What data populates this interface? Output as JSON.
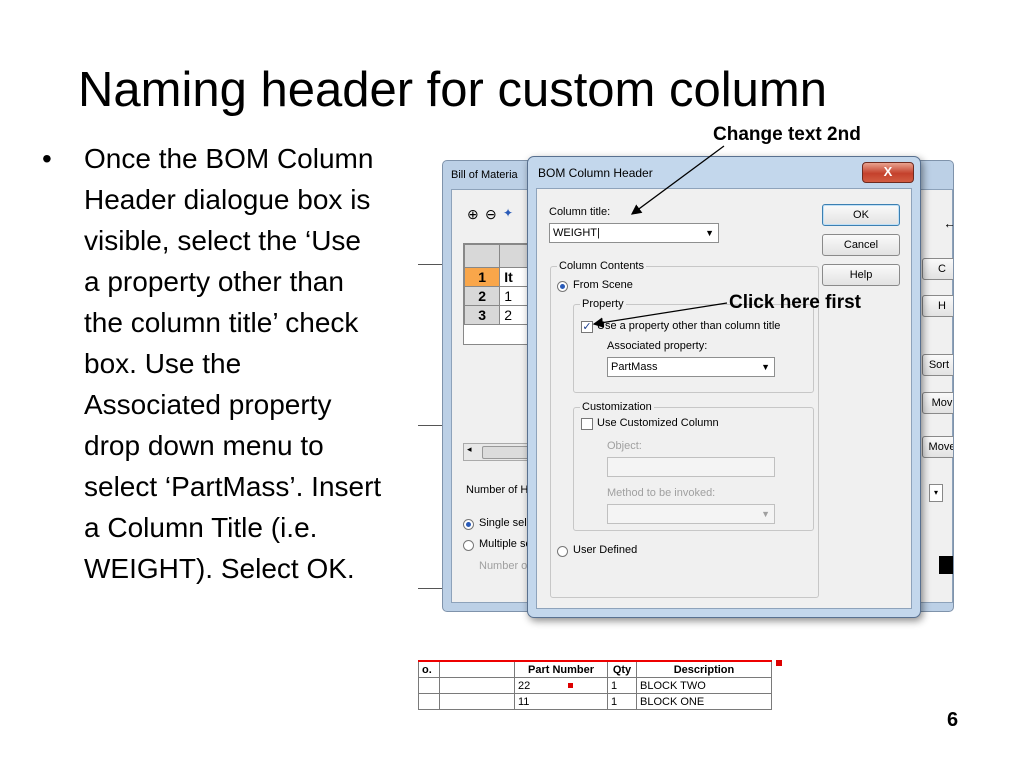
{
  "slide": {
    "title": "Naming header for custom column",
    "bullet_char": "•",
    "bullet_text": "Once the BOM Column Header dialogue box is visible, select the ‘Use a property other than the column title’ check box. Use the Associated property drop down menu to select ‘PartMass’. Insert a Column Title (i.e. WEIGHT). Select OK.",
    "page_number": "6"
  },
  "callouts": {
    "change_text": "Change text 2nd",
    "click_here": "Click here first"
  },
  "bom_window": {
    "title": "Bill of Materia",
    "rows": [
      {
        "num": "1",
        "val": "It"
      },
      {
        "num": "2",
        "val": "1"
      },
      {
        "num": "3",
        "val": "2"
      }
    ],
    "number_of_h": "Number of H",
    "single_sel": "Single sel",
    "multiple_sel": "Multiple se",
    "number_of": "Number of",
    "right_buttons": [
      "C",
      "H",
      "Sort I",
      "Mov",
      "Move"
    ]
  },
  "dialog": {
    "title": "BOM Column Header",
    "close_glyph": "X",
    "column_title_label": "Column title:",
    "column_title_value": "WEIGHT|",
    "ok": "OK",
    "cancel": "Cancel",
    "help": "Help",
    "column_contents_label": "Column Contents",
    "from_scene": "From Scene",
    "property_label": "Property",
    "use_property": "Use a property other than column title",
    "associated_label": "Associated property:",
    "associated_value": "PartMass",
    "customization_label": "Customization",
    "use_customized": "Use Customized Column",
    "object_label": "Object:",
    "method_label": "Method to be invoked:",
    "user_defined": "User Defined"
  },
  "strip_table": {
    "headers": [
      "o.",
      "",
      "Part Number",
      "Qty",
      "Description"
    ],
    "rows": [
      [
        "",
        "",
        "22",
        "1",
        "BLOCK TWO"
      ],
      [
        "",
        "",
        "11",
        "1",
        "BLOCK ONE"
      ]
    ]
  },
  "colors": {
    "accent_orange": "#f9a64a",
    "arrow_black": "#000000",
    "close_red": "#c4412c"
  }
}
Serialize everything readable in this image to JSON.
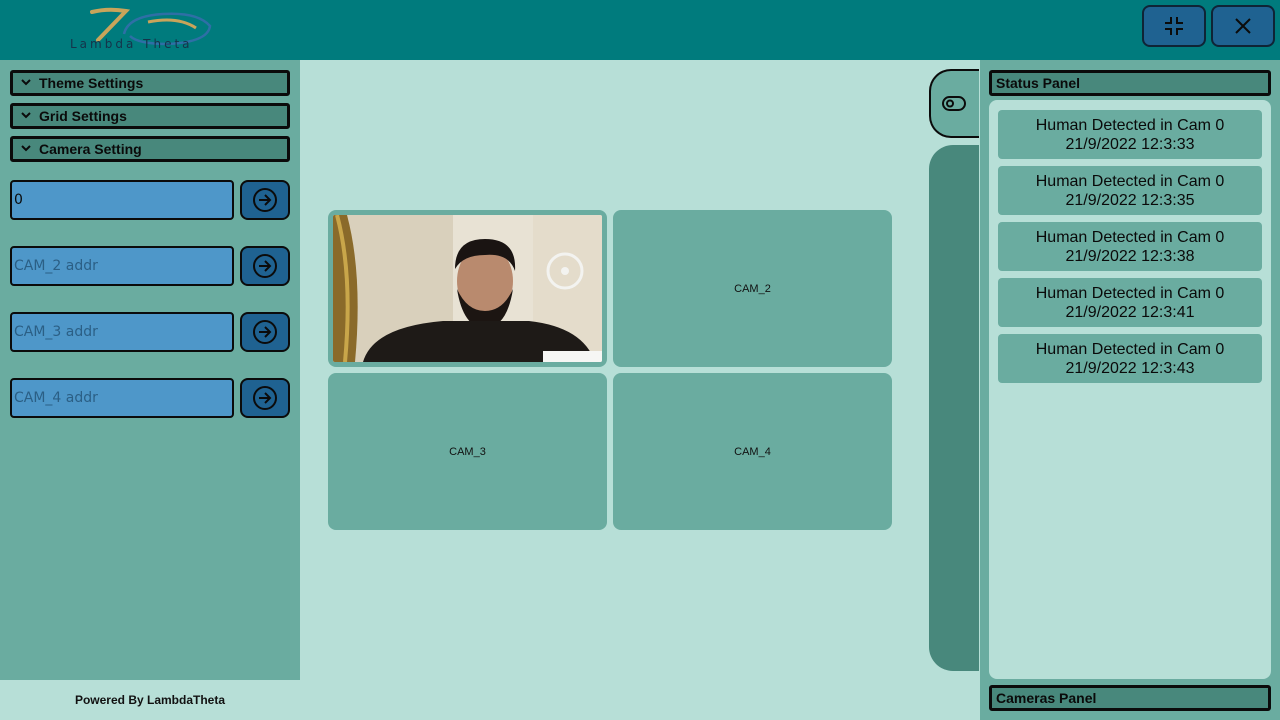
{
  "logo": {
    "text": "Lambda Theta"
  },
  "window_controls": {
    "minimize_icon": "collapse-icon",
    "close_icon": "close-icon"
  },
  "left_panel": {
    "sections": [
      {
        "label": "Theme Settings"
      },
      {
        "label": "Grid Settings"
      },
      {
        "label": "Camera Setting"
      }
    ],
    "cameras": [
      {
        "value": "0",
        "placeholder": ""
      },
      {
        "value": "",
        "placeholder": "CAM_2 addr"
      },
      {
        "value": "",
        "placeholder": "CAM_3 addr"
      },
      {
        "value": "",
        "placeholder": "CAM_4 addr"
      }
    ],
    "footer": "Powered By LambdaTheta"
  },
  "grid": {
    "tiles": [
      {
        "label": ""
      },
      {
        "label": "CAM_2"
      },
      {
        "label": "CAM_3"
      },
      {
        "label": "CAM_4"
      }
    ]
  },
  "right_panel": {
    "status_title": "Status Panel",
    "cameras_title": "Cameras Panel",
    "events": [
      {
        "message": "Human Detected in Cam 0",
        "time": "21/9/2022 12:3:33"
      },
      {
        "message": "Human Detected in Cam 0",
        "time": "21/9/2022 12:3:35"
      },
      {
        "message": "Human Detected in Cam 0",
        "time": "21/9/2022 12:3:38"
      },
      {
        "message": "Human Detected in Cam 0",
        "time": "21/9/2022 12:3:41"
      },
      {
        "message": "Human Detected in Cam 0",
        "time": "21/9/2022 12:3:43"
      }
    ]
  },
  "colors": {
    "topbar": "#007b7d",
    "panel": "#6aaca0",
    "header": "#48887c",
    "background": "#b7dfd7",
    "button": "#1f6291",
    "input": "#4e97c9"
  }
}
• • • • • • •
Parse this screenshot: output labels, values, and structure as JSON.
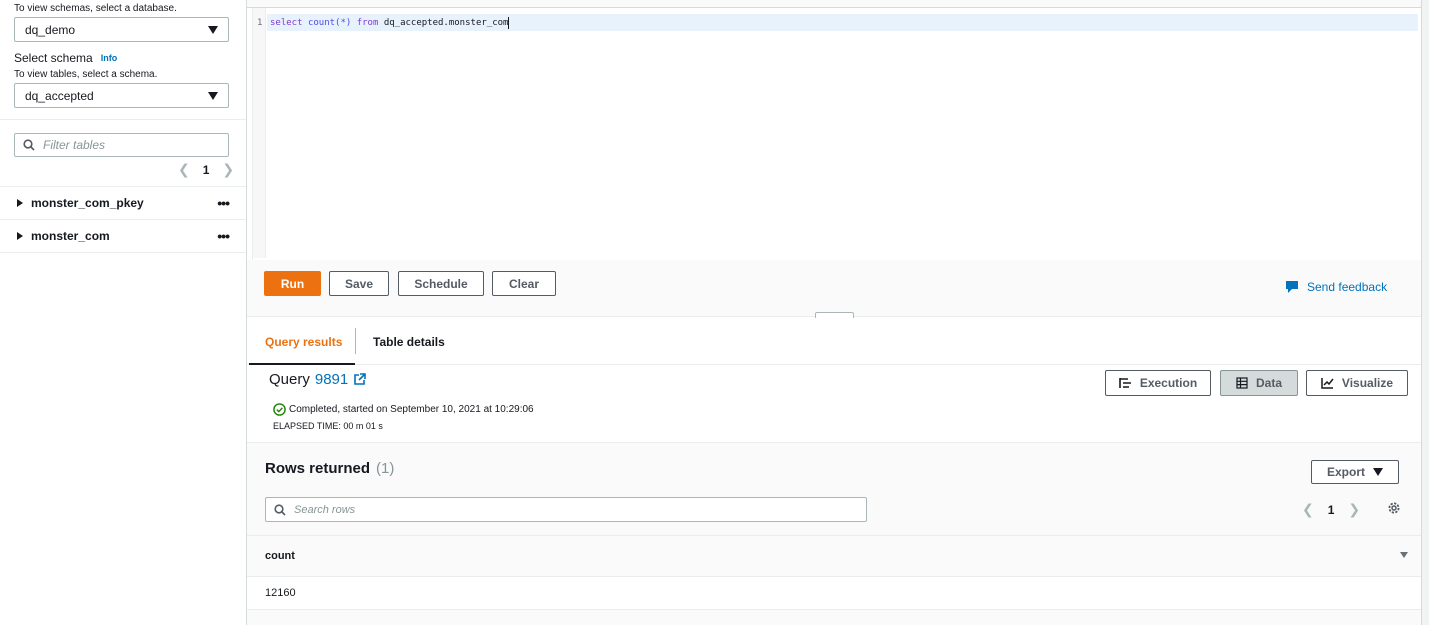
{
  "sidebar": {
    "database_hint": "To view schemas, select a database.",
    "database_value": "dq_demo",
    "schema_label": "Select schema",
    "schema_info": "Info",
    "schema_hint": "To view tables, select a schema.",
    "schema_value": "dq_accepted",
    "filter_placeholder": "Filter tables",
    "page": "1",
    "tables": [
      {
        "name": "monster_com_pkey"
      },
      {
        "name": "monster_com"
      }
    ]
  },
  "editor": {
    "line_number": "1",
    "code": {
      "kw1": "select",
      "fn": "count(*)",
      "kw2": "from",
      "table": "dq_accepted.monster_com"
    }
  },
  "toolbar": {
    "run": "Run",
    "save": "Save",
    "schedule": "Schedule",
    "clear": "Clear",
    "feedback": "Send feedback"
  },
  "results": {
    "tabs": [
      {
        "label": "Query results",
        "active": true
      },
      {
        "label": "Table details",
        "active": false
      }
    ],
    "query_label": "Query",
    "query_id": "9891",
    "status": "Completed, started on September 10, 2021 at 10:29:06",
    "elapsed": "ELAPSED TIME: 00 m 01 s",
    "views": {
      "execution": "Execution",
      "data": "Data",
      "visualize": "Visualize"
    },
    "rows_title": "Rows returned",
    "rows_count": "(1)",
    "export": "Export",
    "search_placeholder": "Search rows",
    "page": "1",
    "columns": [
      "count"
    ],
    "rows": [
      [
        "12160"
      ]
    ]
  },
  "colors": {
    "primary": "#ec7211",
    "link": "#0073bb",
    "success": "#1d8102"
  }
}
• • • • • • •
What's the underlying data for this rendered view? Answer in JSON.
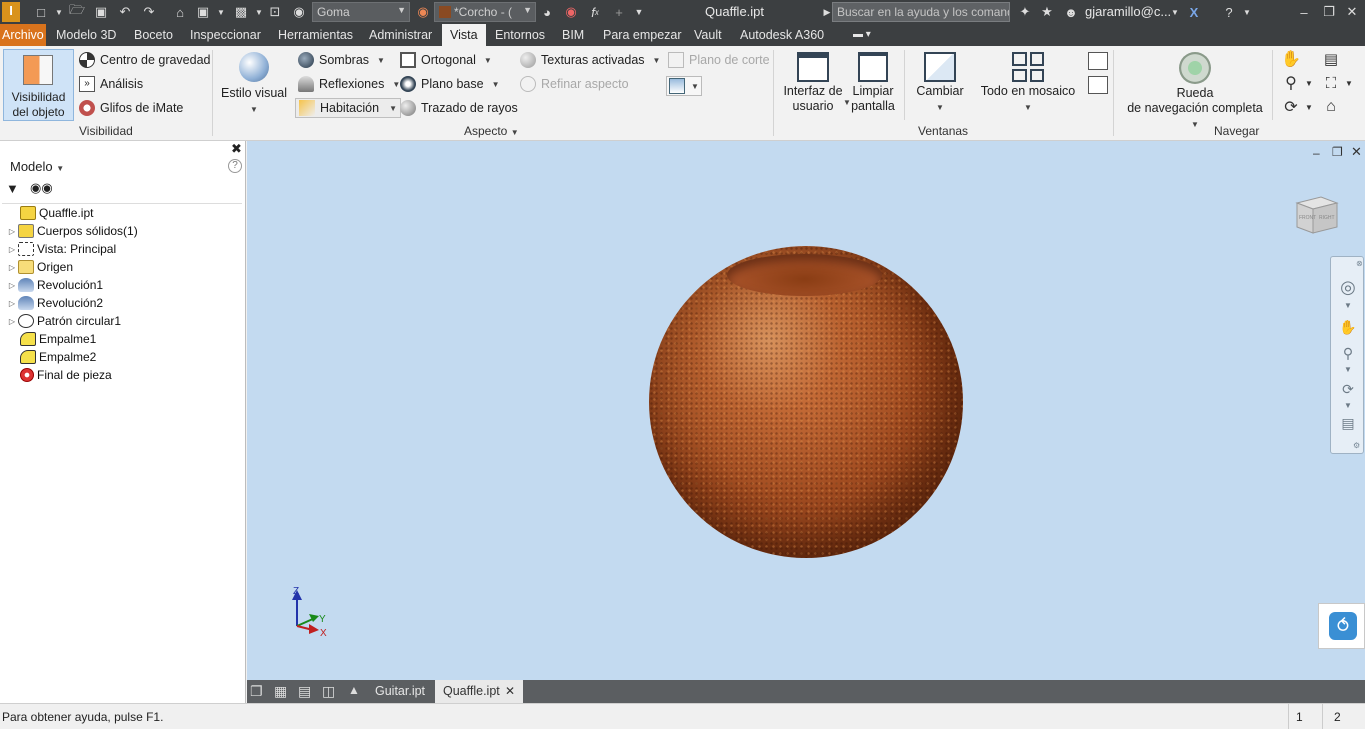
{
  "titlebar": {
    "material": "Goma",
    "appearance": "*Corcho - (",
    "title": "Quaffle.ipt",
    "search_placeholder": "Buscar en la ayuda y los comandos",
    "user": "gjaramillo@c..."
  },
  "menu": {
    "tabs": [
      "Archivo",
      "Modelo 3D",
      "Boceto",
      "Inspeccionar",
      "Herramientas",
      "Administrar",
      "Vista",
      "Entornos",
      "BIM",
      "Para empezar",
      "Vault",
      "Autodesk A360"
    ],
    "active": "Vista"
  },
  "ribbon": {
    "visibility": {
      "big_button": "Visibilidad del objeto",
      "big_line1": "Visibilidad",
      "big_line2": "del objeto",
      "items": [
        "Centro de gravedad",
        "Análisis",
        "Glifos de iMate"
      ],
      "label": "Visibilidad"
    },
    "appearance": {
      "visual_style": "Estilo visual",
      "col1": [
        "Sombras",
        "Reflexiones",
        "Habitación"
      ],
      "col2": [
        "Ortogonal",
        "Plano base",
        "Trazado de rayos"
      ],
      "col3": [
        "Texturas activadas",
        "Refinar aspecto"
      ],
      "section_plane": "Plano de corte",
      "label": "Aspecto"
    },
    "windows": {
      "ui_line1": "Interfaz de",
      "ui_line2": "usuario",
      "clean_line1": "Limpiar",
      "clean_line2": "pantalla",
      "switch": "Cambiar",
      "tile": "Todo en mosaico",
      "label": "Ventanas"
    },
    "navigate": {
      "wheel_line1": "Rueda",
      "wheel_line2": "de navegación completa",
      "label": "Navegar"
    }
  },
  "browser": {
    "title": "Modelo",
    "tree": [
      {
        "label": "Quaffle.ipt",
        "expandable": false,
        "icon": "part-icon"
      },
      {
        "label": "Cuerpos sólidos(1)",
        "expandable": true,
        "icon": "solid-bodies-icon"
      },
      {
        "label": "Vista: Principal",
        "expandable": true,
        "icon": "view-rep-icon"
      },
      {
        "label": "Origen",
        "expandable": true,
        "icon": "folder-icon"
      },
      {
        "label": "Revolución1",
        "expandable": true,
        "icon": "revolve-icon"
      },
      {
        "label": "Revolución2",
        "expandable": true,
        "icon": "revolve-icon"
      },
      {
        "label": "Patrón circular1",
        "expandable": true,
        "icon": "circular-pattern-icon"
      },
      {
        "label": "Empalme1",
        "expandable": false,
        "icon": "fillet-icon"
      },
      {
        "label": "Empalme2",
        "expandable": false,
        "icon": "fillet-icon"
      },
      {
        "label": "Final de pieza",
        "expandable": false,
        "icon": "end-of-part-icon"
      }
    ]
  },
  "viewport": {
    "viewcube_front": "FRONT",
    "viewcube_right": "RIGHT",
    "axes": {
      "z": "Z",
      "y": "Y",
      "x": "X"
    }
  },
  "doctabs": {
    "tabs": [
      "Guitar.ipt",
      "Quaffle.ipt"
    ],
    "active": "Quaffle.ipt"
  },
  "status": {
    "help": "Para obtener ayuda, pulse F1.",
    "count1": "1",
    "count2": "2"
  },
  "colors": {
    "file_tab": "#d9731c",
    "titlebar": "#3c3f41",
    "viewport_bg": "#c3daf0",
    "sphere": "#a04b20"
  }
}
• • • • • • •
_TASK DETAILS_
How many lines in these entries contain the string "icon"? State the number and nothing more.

_YOUR RESPONSE_
12